According to a report published Wednesday, February 14th by Cisco’s Talos Intelligence Group, a team of Ukrainian hackers dubbed CoinHoarder has stolen more than $50 million in cryptocurrency from users who were under the impression they were accessing Blockchain.info, one of the most popular providers of virtual currency wallets.
The report details how thieves preyed on their victims using a simple technique: Buying Google ads on popular search keywords related to cryptocurrency “to poison user search results” and snatch the contents of crypto wallets. This meant people Googling terms like “blockchain” or “Bitcoin wallet,” saw links to malicious websites masquerading as legitimate domains for Blockchain.info wallets. Fooled into believing they had come to the right place, victims then entered private information that allowed the hackers to gain access to their actual wallets and take their virtual currency.
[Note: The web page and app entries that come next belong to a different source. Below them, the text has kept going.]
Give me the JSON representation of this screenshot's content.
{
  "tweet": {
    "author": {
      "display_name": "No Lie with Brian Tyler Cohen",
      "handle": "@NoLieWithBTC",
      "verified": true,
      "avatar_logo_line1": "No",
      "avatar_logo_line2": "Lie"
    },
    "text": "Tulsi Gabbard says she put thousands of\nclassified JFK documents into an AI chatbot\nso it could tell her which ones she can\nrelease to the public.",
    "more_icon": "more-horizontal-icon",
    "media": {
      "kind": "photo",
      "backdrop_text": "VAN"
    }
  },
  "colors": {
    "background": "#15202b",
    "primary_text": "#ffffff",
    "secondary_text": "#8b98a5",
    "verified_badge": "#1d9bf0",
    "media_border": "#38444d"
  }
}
The poison ads included “spoofed” links with small mistypes like “blokchien.info/wallet” and “block-clain.info,” which sent visitors to pages that mirrored actual websites of the company Blockchain, which runs both the domains Blockchain.info and Blockchain.com. According to Cisco’s report, the legitimate sites appeared lower in the results than the “poisoned” links.
“The attackers needed only to continue purchasing Google AdWords to ensure a steady stream of victims,” the Talos team — led by Jeremiah O’Connor and Dave Maynor — said in their report. Cisco, which investigated the “massive phishing campaign” for more than six months in partnership with Ukraine’s Cyberpolice, noted that the Coinhoarder group’s method has since “become increasingly common in the wild, with attackers targeting many different crypto wallets and exchanges.”
The Coinhoarder thefts occurred over the course of three years but surged at the end of 2017 as Bitcoin prices soared close to $20,000, with $10 million stolen between September and December. In one run, the hackers made off with $2 million in the span of fewer than four weeks, the Talos researchers said. Further, it’s very likely the value of the steals total much more than $50 million now, as Talos based its calculations on cryptocurrency prices at the time of the theft.
Cisco found that the Coinhoarder scam disproportionately ensnared those from underbanked regions where cryptocurrency has caught on as an alternative means of storing wealth: Residents of African countries such as Nigeria and Ghana made up the majority of those who landed on the malignant websites.